A 23-year-old law student in Melbourne, Australia has brought what is described as a “world-first” climate lawsuit against the Australian government for failing to disclose climate-related risks to holders of government bonds. The climate crisis poses a material financial risk to investors in Australian sovereign bonds, the lawsuit contends, and the government has a legal duty to disclose these risks.
Katta O’Donnell is the plaintiff in the lawsuit filed July 22 in the Federal Court of Australia. O’Donnell is a law student at La Trobe University and herself a holder of government bonds. According to the Guardian, O’Donnell “said young Australians owned bonds through their superannuation funds but were in the dark about government assessments of the climate risk their investment faced.” She brought the lawsuit as a class action representing other holders of government bonds, which are a type of investment of loaning money to the government.
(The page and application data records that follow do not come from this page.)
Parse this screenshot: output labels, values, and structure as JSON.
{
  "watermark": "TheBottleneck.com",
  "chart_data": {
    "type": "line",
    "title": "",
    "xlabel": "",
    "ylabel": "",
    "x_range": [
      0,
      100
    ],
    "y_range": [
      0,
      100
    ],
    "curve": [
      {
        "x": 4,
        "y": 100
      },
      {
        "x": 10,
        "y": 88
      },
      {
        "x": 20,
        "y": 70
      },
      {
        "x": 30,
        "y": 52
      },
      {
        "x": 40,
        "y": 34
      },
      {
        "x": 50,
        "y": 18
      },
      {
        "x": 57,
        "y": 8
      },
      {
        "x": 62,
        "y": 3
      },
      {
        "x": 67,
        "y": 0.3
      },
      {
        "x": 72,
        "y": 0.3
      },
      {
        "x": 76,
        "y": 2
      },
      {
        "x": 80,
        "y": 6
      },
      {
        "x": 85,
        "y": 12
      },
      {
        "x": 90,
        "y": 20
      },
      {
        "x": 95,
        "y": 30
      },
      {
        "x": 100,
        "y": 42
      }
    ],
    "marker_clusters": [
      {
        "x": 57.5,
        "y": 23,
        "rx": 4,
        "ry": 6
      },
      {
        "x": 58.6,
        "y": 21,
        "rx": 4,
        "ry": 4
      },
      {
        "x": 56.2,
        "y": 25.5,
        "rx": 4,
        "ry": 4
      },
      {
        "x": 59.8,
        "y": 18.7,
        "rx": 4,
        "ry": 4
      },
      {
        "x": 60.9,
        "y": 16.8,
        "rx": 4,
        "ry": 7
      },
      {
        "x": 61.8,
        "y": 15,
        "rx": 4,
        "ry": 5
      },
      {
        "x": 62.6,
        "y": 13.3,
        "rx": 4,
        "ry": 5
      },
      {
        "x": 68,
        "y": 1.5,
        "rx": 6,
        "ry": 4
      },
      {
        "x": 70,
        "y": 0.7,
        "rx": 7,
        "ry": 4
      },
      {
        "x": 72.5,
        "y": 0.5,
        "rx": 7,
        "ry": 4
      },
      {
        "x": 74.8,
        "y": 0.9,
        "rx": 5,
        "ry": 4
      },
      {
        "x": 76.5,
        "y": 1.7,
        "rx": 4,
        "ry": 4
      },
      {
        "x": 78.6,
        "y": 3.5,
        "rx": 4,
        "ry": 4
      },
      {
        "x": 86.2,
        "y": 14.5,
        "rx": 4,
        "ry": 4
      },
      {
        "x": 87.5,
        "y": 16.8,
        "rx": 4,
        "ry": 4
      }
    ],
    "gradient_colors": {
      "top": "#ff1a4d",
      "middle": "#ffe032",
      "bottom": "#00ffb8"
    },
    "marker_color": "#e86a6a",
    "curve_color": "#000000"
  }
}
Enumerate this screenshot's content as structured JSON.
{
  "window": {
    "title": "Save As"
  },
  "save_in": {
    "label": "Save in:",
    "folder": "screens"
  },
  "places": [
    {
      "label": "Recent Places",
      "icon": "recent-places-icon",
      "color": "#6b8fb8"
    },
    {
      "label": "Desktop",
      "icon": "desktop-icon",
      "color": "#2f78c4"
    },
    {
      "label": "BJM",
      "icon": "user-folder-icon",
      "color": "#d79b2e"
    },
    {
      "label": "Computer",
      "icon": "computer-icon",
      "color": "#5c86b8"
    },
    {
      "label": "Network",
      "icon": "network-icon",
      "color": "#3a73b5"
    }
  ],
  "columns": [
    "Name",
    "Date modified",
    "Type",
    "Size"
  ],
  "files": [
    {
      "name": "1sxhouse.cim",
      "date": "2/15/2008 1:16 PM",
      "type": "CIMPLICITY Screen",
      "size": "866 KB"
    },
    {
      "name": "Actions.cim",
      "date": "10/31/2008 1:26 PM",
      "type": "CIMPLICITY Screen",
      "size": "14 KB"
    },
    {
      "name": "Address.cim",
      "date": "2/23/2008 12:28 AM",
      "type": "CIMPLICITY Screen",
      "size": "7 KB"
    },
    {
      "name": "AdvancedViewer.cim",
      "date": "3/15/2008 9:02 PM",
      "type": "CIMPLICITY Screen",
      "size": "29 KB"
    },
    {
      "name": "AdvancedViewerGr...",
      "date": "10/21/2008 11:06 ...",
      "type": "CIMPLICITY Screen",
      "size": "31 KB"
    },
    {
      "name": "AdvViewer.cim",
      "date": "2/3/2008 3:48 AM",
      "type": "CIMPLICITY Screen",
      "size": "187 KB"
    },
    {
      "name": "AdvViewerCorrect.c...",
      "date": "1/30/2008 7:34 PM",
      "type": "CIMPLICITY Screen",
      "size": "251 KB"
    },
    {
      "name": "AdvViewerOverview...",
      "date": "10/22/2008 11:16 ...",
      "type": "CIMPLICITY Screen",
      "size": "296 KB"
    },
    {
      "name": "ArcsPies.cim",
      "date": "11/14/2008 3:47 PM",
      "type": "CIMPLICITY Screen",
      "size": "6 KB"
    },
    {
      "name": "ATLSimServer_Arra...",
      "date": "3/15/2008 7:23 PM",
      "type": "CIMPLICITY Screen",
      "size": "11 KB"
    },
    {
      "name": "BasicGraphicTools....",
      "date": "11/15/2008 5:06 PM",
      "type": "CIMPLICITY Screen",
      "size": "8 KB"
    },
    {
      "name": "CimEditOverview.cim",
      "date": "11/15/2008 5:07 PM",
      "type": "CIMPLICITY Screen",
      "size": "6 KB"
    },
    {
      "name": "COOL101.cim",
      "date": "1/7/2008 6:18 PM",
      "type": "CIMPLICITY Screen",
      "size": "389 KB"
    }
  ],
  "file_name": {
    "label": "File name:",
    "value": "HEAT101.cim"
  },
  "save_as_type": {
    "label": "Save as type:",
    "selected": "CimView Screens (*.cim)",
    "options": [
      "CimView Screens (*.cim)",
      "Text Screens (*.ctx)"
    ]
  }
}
David Barnden of Equity Generation Lawyers, attorney Thomas Wood and former federal court judge Ron Merkel are the lawyers representing O’Donnell.
According to the Equity Generation Lawyers website, this case (O’Donnell v. The Commonwealth) is the “first case in the world dealing with climate as a material risk to the sovereign bond market.” The complaint says that Australia “breached its duty” by “failing to disclose any information about Australia’s Climate Change Risks.” These risks include the physical impacts of climate change like extreme weather events, financial impacts resulting from the transition away from fossil fuels, and other related economic risks in the context of a delayed response to the climate crisis.
The lawsuit seeks a court order declaring the government breached its legal duty to disclose material risks and preventing the government from further promoting sovereign bonds until it complies with its duty to disclose climate-related risks.
This is the first climate lawsuit in the world taking a national government to court over financial risks investors face as governments continue to prop up the fossil fuel sector that is driving the climate crisis. As Equity Generation Lawyers explains, “Australia’s lack of credible [climate] policies is expected to ultimately cost the economy when a sudden and disorderly transition [away from fossil fuels] occurs.”
Institutional investors and financial entities are increasingly recognizing that the climate crisis poses a systemic economic risk in Australia and around the world. The Reserve Bank of Australia, the country’s independent central bank, warned of systemic climate risks to Australia’s economy and other central banks have made similar warnings. In the U.S. a group of large investors holding almost $1 trillion in assets sent a letter to the Federal Reserve on July 21 arguing that climate change is a systemic risk to the economy and urging the adoption of climate-related risk disclosures.
As O’Donnell said, as reported by the Guardian, it is clear that climate change is a present danger and will only get more severe. “It’s time the government told the public about the impact climate change will have on our future and the economy,” she said.